Beñat Intxausti was able to wear pink for 24 hours in 2013, preceeding the unforgettable four wins taken by the Blues in that race.
Alex Dowsett won the Saltara ITT…
… Giovanni Visconti grabbed two stage victories in Vicenza and the Galibier…
… and Intxausti offered another success to Tondo at Ivrea.
The 2014 Giro wasn’t easy by any means for Nairo Quintana. Following his Tour de France debut and podium finish, many ranked him as top favourite for the ‘Corsa Rosa’. He got sick on week two and had to cover the longest ITT of the race while still recovering.
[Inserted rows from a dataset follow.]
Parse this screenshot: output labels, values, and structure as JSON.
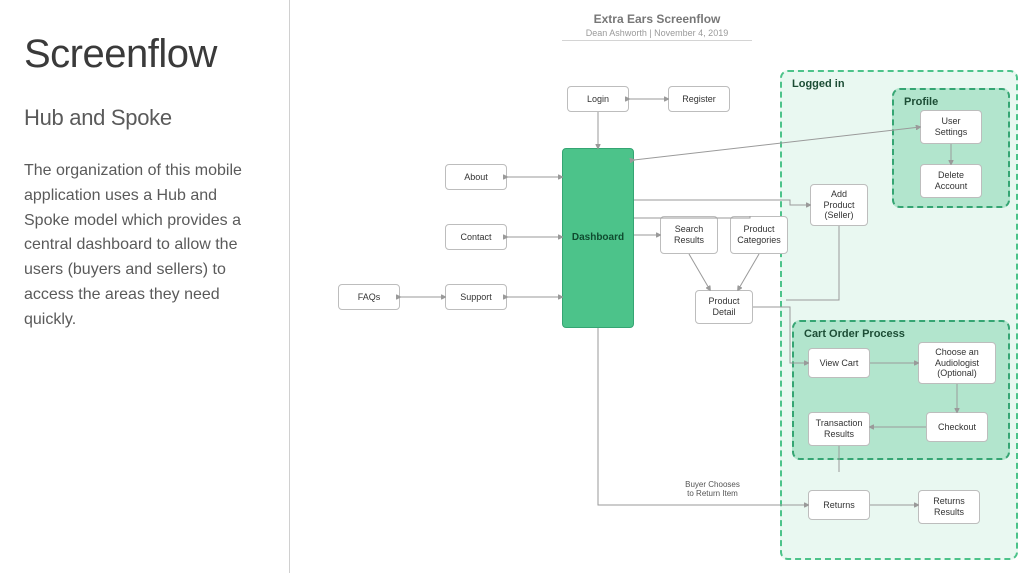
{
  "left": {
    "title": "Screenflow",
    "subtitle": "Hub and Spoke",
    "body": "The organization of this mobile application uses a Hub and Spoke model which provides a central dashboard to allow the users (buyers and sellers) to access the areas they need quickly."
  },
  "diagram": {
    "title": "Extra Ears Screenflow",
    "subtitle": "Dean Ashworth | November 4, 2019",
    "hub": "Dashboard",
    "nodes": {
      "login": "Login",
      "register": "Register",
      "about": "About",
      "contact": "Contact",
      "support": "Support",
      "faqs": "FAQs",
      "search_results": "Search Results",
      "product_categories": "Product Categories",
      "product_detail": "Product Detail",
      "add_product_seller": "Add Product (Seller)",
      "user_settings": "User Settings",
      "delete_account": "Delete Account",
      "view_cart": "View Cart",
      "choose_audiologist": "Choose an Audiologist (Optional)",
      "checkout": "Checkout",
      "transaction_results": "Transaction Results",
      "returns": "Returns",
      "returns_results": "Returns Results"
    },
    "groups": {
      "logged_in": "Logged in",
      "profile": "Profile",
      "cart_order_process": "Cart Order Process"
    },
    "edge_labels": {
      "buyer_chooses_return": "Buyer Chooses to Return Item"
    }
  }
}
He was left back almost 4′ in the provisional GC, with countryman Rigoberto Urán in the lead…
At Oropa and Montecampione, Quintana shows signs of recovery, and following the final rest day…
… the Colombian hit hard in Val Martello, putting three minutes on all contenders at the final climb to take his first GC lead in the Giro.
Quintana in pink after stage 16 of the 2014 Giro d’Italia.
Until the last finish line in Trieste: Nairo Quintana did not allow anyone getting over him.
The final blow to secure his overall success came at the Monte Grappa TT, where he showed he was the strongest climb and fully-deserved GC victor.
A party for Colombia, which witnessed the first ever success for one of their riders in the Giro, and also the Movistar Team, offering Telefónica a win in a Grand Tour after three and a half years of support.
The first one for the Blues: the #GiroDiNairo.
Quintana with the Trofeo Senza Fine.
The maiden Grand Tour for the Movistar Team.
The 2015 Giro was a confirmation of Andrey Amador’s impressive potential.
Amador took a brilliant, well-fought 4th place overall in the 2015 Giro d’Italia, having made part of the provisional GC podium for many stages.
The 2015 Giro also marked the first Maglia Azzurra as King of the Mountains for a Movistar Team member: Giovanni Visconti.
Beñat Intxausti notched up another stage win in the 2015 Giro, at the top of Campitello Matese.
At the 2016 Giro, a certain Alejandro Valverde took on the challenge of racing all three Grand Tours. His debut in Italy was excellent: stage win in Andalo…
… plus 3rd place overall, overcoming from a difficult day in Corvara (stage 14).
In turn, Andrey Amador lived a lifetime’s experience in Pink.
Valverde with Nibali and Chaves on the final podium of the 2016 Giro.
And we get to 2017. Nairo Quintana, already a dual Grand Tour overall winner with his 2016 Vuelta a España success, aimed for a second Giro win in its 100th edition…
His start was astonishing, climbing to Maglia Rosa with an impressive Blockhaus effort (stage nine).
Quintana wears the pink before the second rest day of the 2017 Giro.
A day before the Blockhaus, Gorka Izagirre won in Peschici.
The Foligno TT and the Oropa mountain stage set Tom Dumoulin as a solid race leader.
Quintana, full of courage, resilience and suffering, bounced back in Piancavallo to lead the race before Milán.
Hugging Rojas after stage 19, which put him back into the lead.
Leading the GC group after the Foza climb, the last ascent of the 2017 Giro.
By just 31″, Quintana finished 2nd overall in the 2017 Giro.
Shaking hands with overall victor Tom Dumoulin.
The 2017 Giro marked the first team GC win for the Movistar squad.